As United States President Barack Obama simultaneously escalates and crafts a new strategy for the U.S. and North Atlantic Treaty Organization-led counter-insurgency war and occupation in Afghanistan, critics say that the “surge” will send the country toward an “unmitigated disaster,” the brunt of which will be borne by the civilian population.
Since Obama announced an increase in the U.S. footprint by 17,000 soldiers on February 17, the debate over the escalation of the war in Afghanistan has reached a fever pitch. The topic now garners more headlines than the ongoing war in Iraq.
During his presidential campaign, Obama repeatedly pledged to escalate the war. In a speech last July, Obama called for “at least two additional combat brigades to Afghanistan,” and said that “we need more troops, more helicopters, more satellites, more Predator drones.”
Although unreported at the time, Obama's campaign pledges were already beginning to be fulfilled by the outgoing Bush administration.

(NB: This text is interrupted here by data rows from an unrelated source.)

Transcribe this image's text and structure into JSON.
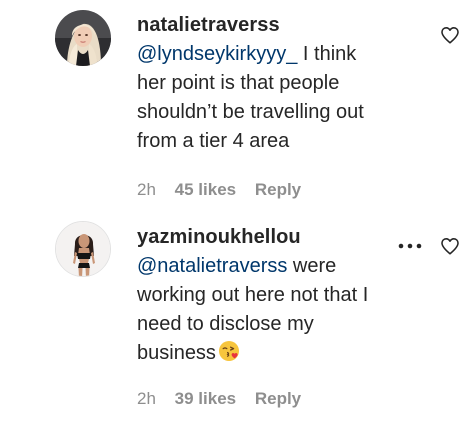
{
  "comments": [
    {
      "username": "natalietraverss",
      "mention": "@lyndseykirkyyy_",
      "text_lines": [
        " I think",
        "her point is that people",
        "shouldn’t be travelling out",
        "from a tier 4 area"
      ],
      "time": "2h",
      "likes": "45 likes",
      "reply_label": "Reply",
      "avatar_icon": "avatar-blonde-woman",
      "heart_icon": "heart-outline-icon"
    },
    {
      "username": "yazminoukhellou",
      "mention": "@natalietraverss",
      "text_lines": [
        " were",
        "working out here not that I",
        "need to disclose my",
        "business"
      ],
      "emoji_icon": "face-blowing-kiss-emoji",
      "time": "2h",
      "likes": "39 likes",
      "reply_label": "Reply",
      "avatar_icon": "avatar-woman-black-outfit",
      "more_icon": "more-options-icon",
      "heart_icon": "heart-outline-icon"
    }
  ],
  "colors": {
    "text": "#262626",
    "mention": "#00376b",
    "meta": "#8e8e8e"
  }
}
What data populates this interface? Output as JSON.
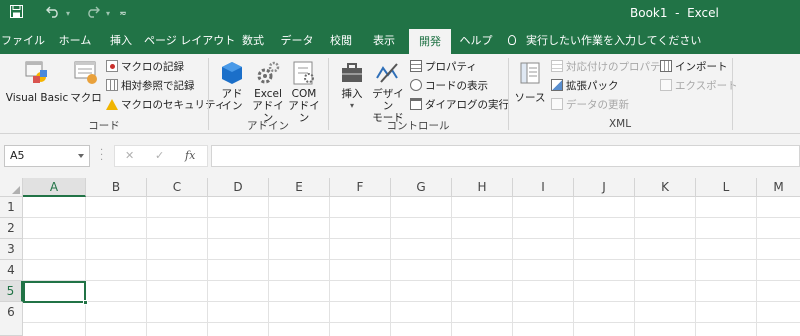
{
  "titlebar": {
    "save_icon": "save-icon",
    "undo_icon": "undo-icon",
    "redo_icon": "redo-icon",
    "customize_icon": "qat-dropdown-icon",
    "doc_title": "Book1  -  Excel"
  },
  "tabs": [
    {
      "label": "ファイル"
    },
    {
      "label": "ホーム"
    },
    {
      "label": "挿入"
    },
    {
      "label": "ページ レイアウト"
    },
    {
      "label": "数式"
    },
    {
      "label": "データ"
    },
    {
      "label": "校閲"
    },
    {
      "label": "表示"
    },
    {
      "label": "開発",
      "active": true
    },
    {
      "label": "ヘルプ"
    }
  ],
  "tellme": "実行したい作業を入力してください",
  "ribbon": {
    "code": {
      "label": "コード",
      "visual_basic": "Visual Basic",
      "macros": "マクロ",
      "record_macro": "マクロの記録",
      "relative_ref": "相対参照で記録",
      "macro_security": "マクロのセキュリティ"
    },
    "addins": {
      "label": "アドイン",
      "addin_1": "アド",
      "addin_2": "イン",
      "excel_addin_1": "Excel",
      "excel_addin_2": "アドイン",
      "com_addin_1": "COM",
      "com_addin_2": "アドイン"
    },
    "controls": {
      "label": "コントロール",
      "insert": "挿入",
      "design_1": "デザイン",
      "design_2": "モード",
      "properties": "プロパティ",
      "view_code": "コードの表示",
      "run_dialog": "ダイアログの実行"
    },
    "xml": {
      "label": "XML",
      "source": "ソース",
      "map_properties": "対応付けのプロパティ",
      "expansion_packs": "拡張パック",
      "refresh_data": "データの更新",
      "import": "インポート",
      "export": "エクスポート"
    }
  },
  "formula_bar": {
    "name_box": "A5",
    "cancel": "✕",
    "enter": "✓",
    "fx": "fx",
    "value": ""
  },
  "sheet": {
    "columns": [
      "A",
      "B",
      "C",
      "D",
      "E",
      "F",
      "G",
      "H",
      "I",
      "J",
      "K",
      "L",
      "M"
    ],
    "rows": [
      "1",
      "2",
      "3",
      "4",
      "5",
      "6"
    ],
    "selected_cell": "A5"
  },
  "colors": {
    "accent": "#217346"
  }
}
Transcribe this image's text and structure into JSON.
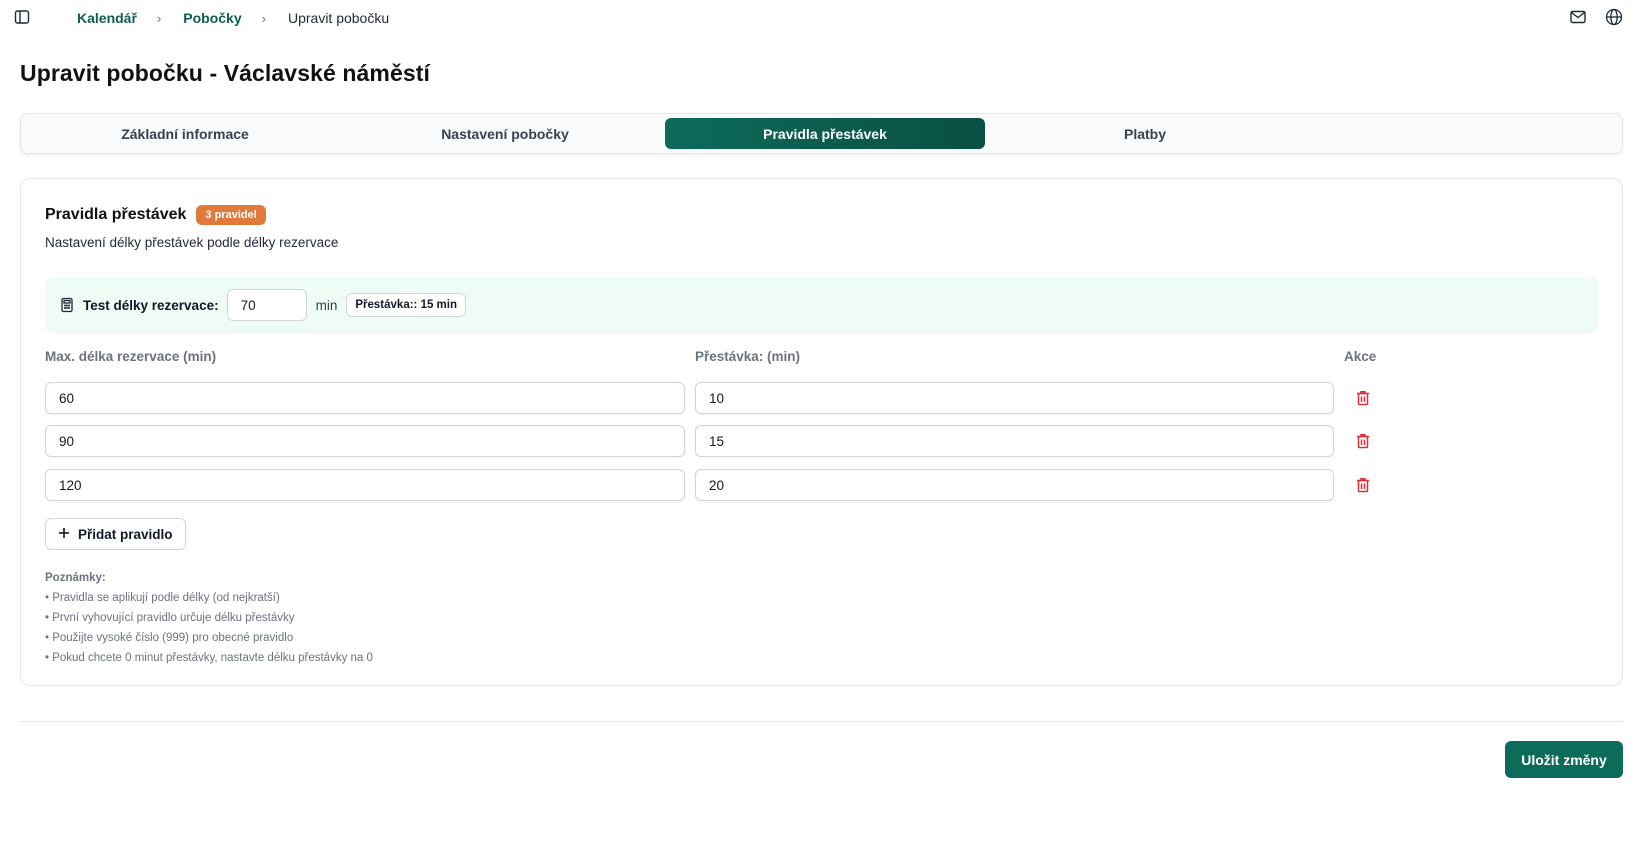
{
  "breadcrumb": {
    "items": [
      "Kalendář",
      "Pobočky"
    ],
    "current": "Upravit pobočku"
  },
  "page": {
    "title": "Upravit pobočku - Václavské náměstí"
  },
  "tabs": [
    {
      "label": "Základní informace",
      "active": false
    },
    {
      "label": "Nastavení pobočky",
      "active": false
    },
    {
      "label": "Pravidla přestávek",
      "active": true
    },
    {
      "label": "Platby",
      "active": false
    }
  ],
  "section": {
    "title": "Pravidla přestávek",
    "badge": "3 pravidel",
    "subtitle": "Nastavení délky přestávek podle délky rezervace"
  },
  "test": {
    "label": "Test délky rezervace:",
    "value": "70",
    "unit": "min",
    "result": "Přestávka:: 15 min"
  },
  "table": {
    "headers": [
      "Max. délka rezervace (min)",
      "Přestávka: (min)",
      "Akce"
    ],
    "rows": [
      {
        "max": "60",
        "break": "10"
      },
      {
        "max": "90",
        "break": "15"
      },
      {
        "max": "120",
        "break": "20"
      }
    ]
  },
  "add_button": "Přidat pravidlo",
  "notes": {
    "title": "Poznámky:",
    "items": [
      "• Pravidla se aplikují podle délky (od nejkratší)",
      "• První vyhovující pravidlo určuje délku přestávky",
      "• Použijte vysoké číslo (999) pro obecné pravidlo",
      "• Pokud chcete 0 minut přestávky, nastavte délku přestávky na 0"
    ]
  },
  "save_button": "Uložit změny",
  "colors": {
    "primary": "#0d6b5a",
    "badge": "#e07a3c",
    "delete": "#d9303a",
    "panel": "#effcf6"
  },
  "icons": {
    "sidebar": "sidebar-toggle-icon",
    "mail": "mail-icon",
    "language": "globe-icon",
    "calculator": "calculator-icon",
    "delete": "trash-icon",
    "add": "plus-icon"
  }
}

While Obama has made frequent references to the U.S.'s having “taken [its] eye off the ball” in Afghanistan, and that his administration will correct the course, he has omitted mentioning that a “quiet surge” had already begun under his predecessor, George W Bush.